The 5-minute at or above threshold seems kind of cruel. The first time I did one of these, I thought, "Why would you push yourself before seeing how far you can push yourself? If I'm going to Golden Corral, I don't stop at Chuck-o-Rama for appetizers." But in this situation, it is meant to burn off my stored, anaerobic energy. That way, the FTP test is strictly a judgment of the power I can output at aerobic capacity. The 5-minute effort did have a specified wattage, which I did exceed, and that may have been a mistake based on my results, but after the ride I compared that 5-minute result with my past 5-minute bests, and it wasn't even close to being my hardest 5-minute output, so I'm not going to spend to much time worrying that I ruined my FTP test by going too hard in that segment.
The thing I love about training is the analysis. Looking at the different numbers and metrics afterwards is always kind of intriguing. I'm not sure if I need to go into too much of that analysis here, this is, after all, meant to be a recreational and entertainment blog, not a fitness or training blog.
The night before the test, I built a playlist to help get me through the pain. Cranking tunes is one of the best side-benefits of riding indoors (the other is reading). The downside to building an epic playlist however, as I found out when logging my video from my ride, is that pedaling a bike at max effort and jamming out to music make me look about as ridiculous as Elaine on Seinfeld dancing.
I actually spent a lot of time scrutinizing the songs from my personal library and where they would occur in my ride. Proud to say, the synchronization was pretty close.

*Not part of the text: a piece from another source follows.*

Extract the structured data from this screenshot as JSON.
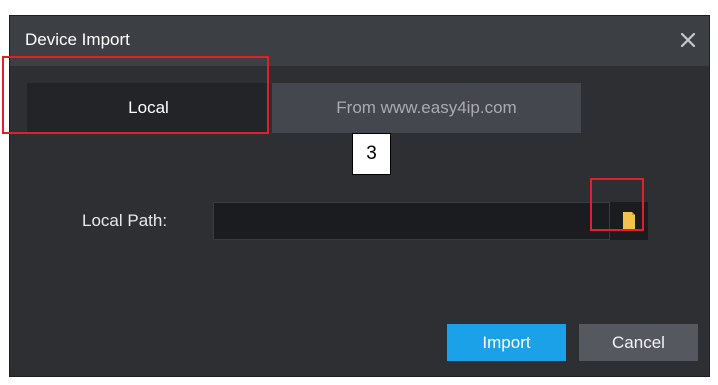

|I'm the Man Who Loves You||Wilco||3:55|
|Pasaquan||Tedeschi Trucks Band||10:23|
|Endurance 5:00/Hard Effort 5:00|
|Spanish Castle Magic||Jimi Hendrix||3:05|
|Promised Land||Grateful Dead||3:04|
|Every Day is a Winding Road||Sheryl Crow||4:16|
|In the Basement of the Alamo||Tauk||5:18|
|The Pleasant Pheasant||Billy Cobham||5:21|
|Let It Rain||Derek and the Dominos||19:46|
|#41||Dave Matthews Band||9:47|
Like most people who grew up compiling mix tapes, I do not use Spotify typicall. Instead, I normally build playlists mostly out of music owned and stored on my own computer. In case you're interested in any of the music thought, I made a Spotify playlist, but one tune couldn't be found in their database, so it's not entirely accurate.
A quick note about "ERG mode". This get a bit "wonkish", so feel free to skip this paragraph if you want, but it's a term I use a few times in the following video and I thought it might need some context. ERG is a setting in Zwift that is pretty critical when training with power. When ERG is enabled, and I ride one of my structured workouts, the trainer controls my effort by adjusting the resistance according to the workout. So if the workout wants me to pedal at 170 watts for 5 minutes, the trainer makes sure I pedal at 170 watts for 5 minutes, regardless of how fast I'm pedaling or what kind of virtual terrain I'm riding on*.* With ERG mode disabled, as it needs to be for the test, the trainer adjusts my resistance according to the course. So with ERG mode off (referred to as SIM mode), hills feel like hills, flats feel like flats, and descents feel like descents. With the exception of turning and stopping, SIM mode is more like riding in the real world because you ride the terrain and shift accordingly. And because the FTP test is not about parking me at a specified wattage and instead seeing how far I can push my wattage, ERG mode should be turned off. So that's what I'm talking about when I mention ERG.
And in case you want to see my vlog commentary on the ride, I edited this video here. Some of my narration may be a little difficult to pick up